Some 19,712 were made from 1896 to 1903, starting at serial #1. If the serial number you posted is correct it should have been made in 1896.

On the other hand the patent dates should be stamped on the cylinder, not the barrel, and the last one should be July 16, 1895.

The Dec. 17, 1901 date does appear on later models of the same revolver.

A picture would be a great help in confirming a questionable identification.

Kazion
July 10, 2010, 11:31 PM
Pics attached...

patent marks ARE on barrel, none to be seen on cylinder.

Ah, the joys of a challenge, eh? :)

mnrivrat
July 11, 2010, 01:05 AM
Looks to be a version of the 1903 HE which would mean the serial number may have some digits that are hard to read on the butt.

The correct ammo is the .32 S&W, and/or the .32 S&W long cartridges. In resaonably good mechanical condition it should fire either of these with no concern, as both are rather low pressure rounds.

I have a 1903 HE 5th change in cosmeticaly poor condition but it shoots just fine. These are not highly collectable guns in the condition yours is in, the value is about $150 . The grips are hard rubber , and this is an "I" frame gun.

Old Fuff
July 11, 2010, 10:23 AM
Kazion:

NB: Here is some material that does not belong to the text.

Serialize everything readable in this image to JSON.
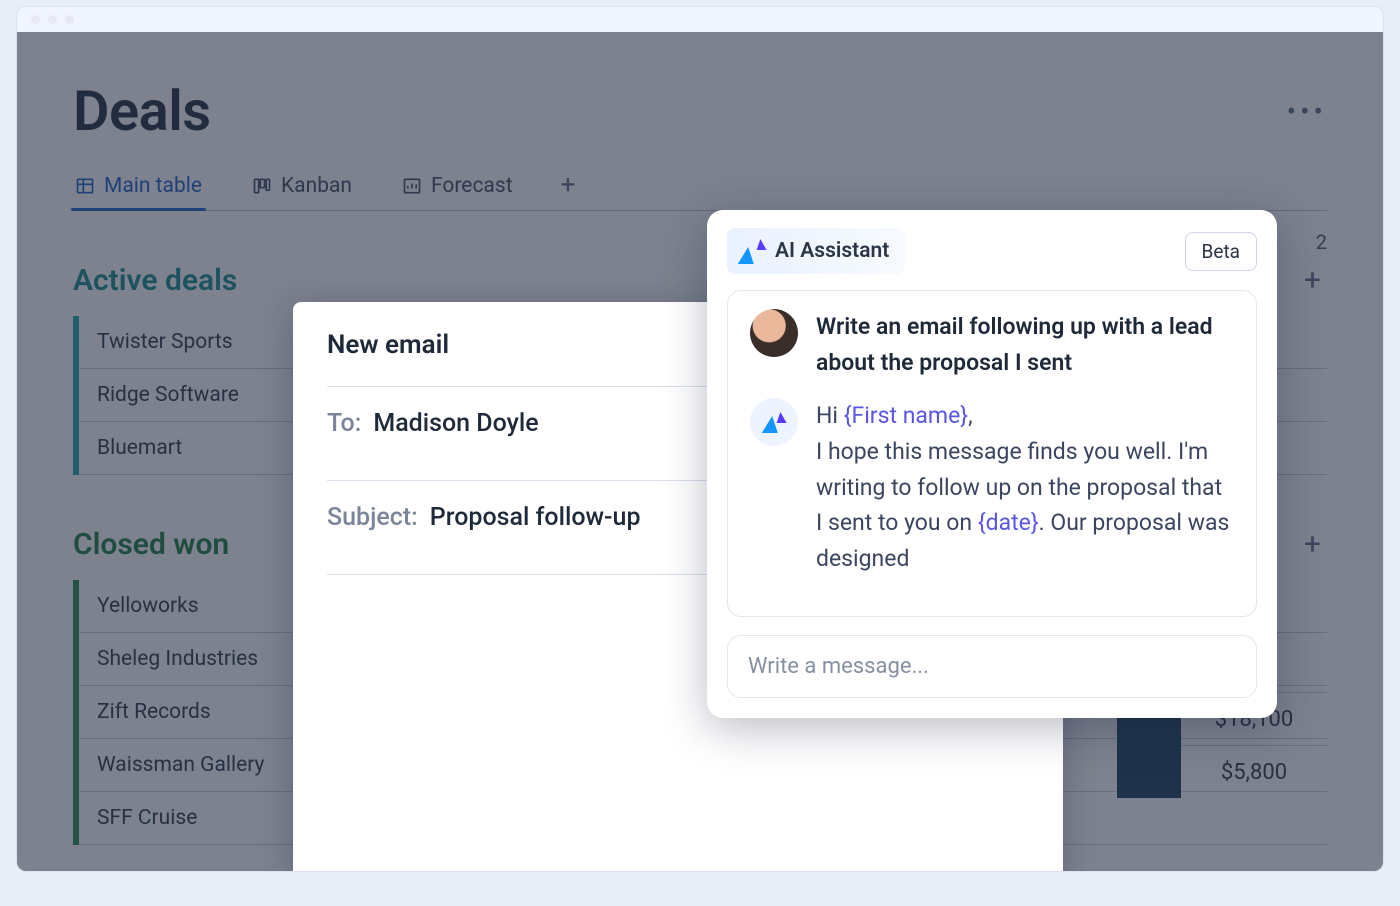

You have a S&W .32 Hand Ejector, Model of 1903. Between 1903 and 1904 they made 19,425, starting again at serial number 1. Your revolver was apparently a very early one, made during 1903. It is possible the pinned front sight was done at the factory on special order, but I think it was an after market modification because the pin isn't centered in the lug. Standard barrel lengths were 3 1/4, 4 1/4 and 6 inches. Cataloged finishes were blue or nickel plate, with color-casehardened hammers and triggers. Stocks are molded black hard rubber. They were individually fitted to the gun, and are serial numbered on the inside. The patent dates are correct for that model.

Six shot, chambered in .32 S&W Long, and ammunition is available - at least by special order if not in stock. Do take the revolver's age into consideration and only use standard loads. Because of the condition I wouldn't value it over $150. In better shape it would be worth 3 times that.

Obviously pictures are a big help in doubtful cases...

Kazion
July 11, 2010, 02:39 PM
As I said before, your time and efforts are much appreciated folks.

ZBill
July 18, 2010, 12:48 PM
If possible, I would appreciate learning the manufacture date and model name for a S&W hand ejector 3 1/4 inch barrel, 32 SW Long. Nickle finish with hard rubber black grips.

Serial Number 870XX on grip butt and also on the rear of cylinder.

4 lines of text on top of barrel with last date July 7 1903.

Original (?) box is reddish brown with "Smith and Wesson 32 Hand Ejector 3 1/4 Inch" label on the outer box lid as well and printed on the inside box top.

Thanks to all for this great information resources. Regards, Bill

Radagast
July 19, 2010, 02:25 AM
ZBill:
You have a .32 Hand Ejector Model of 1903 2nd Change manufactured between 1906 & 1909 in the serial range 51127 & 95500.
The box adds to the guns value to a collector, and if the gun is unfired I suggest you leave it that way. in 2006 the Standard catalog of S&W gave a value of $385 in excellent condition, $700 for as new in box.

If you enjoyed reading about "S & W 32 long CTG??" here in TheHighRoad.org archive, you'll LOVE our community. Come join TheHighRoad.org today for the full version!